Could you paint/color the stock black before turning on the fricking laser beam? Or will the freshly ablated surface allow for the reflections you mentioned?

The Epilog Laser Cutter I use is a 75W so I dont think it will have enough power to cut through even thin metal while working at a rapid enough pace to cut through the metal almost instantaneously after burning away the coating of dark paint or coloring, which is a necessity to keep any reflected laser beams away... Well I think I'm just going to stick to the good old needle since it's worked well for me in the past. I can't wait to finish this project,(hopefully tomorrow or thursday) so I can try to use it for assignments for my sophmore film photography class!

Excellent! Do post pictures of and by your camera! I have a Flickr group for that very purpose:

How about you create a thing and I will link to them. How fine a pinhole can you make with a laser cutter? I want to figure out how to use capacitive discharge (High volt spark) to make pinholes, but many projects! I get pretty good results with a calibrated needle awl too.

I want to make this, but there are extra parts in the list of files and I'm not sure which are the ones to print!

Sorry for the confusion. There is a list of parts to print in the instructions.

Decide which "focal length" you wish and print that extension plate. The redundant parts are available in case you need to print an individual part without a whole plate of extra parts. Or if you wanted to remix some aspect of the camera design.

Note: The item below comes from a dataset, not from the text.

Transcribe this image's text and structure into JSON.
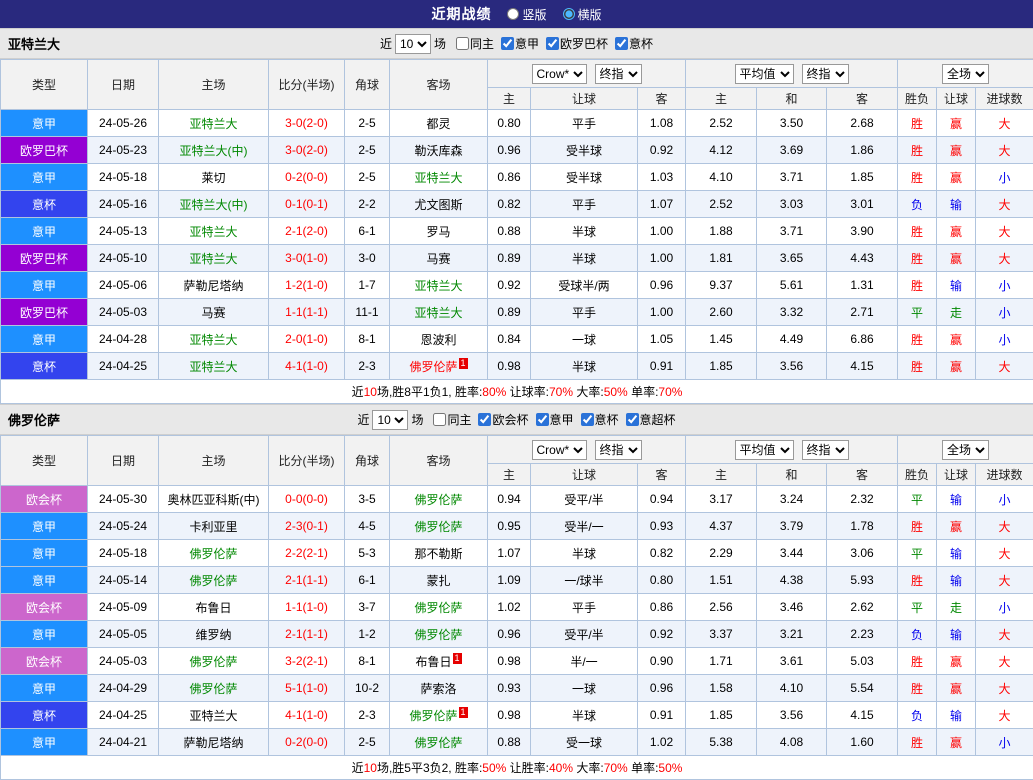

  • Body plate (camera front and back)
  • Shutter plate (extension, pinhole plate, pinhole clamp, shutter plate, shutter blade)
  • Knobs plate (two knobs, rewind shaft, rewind bushings, winding shaft, 2 x winding reel)
  • Viewfinder (optional)

I recommend the body plate with the round rafts at the corners, and the 50mm extension.
Hope that helps!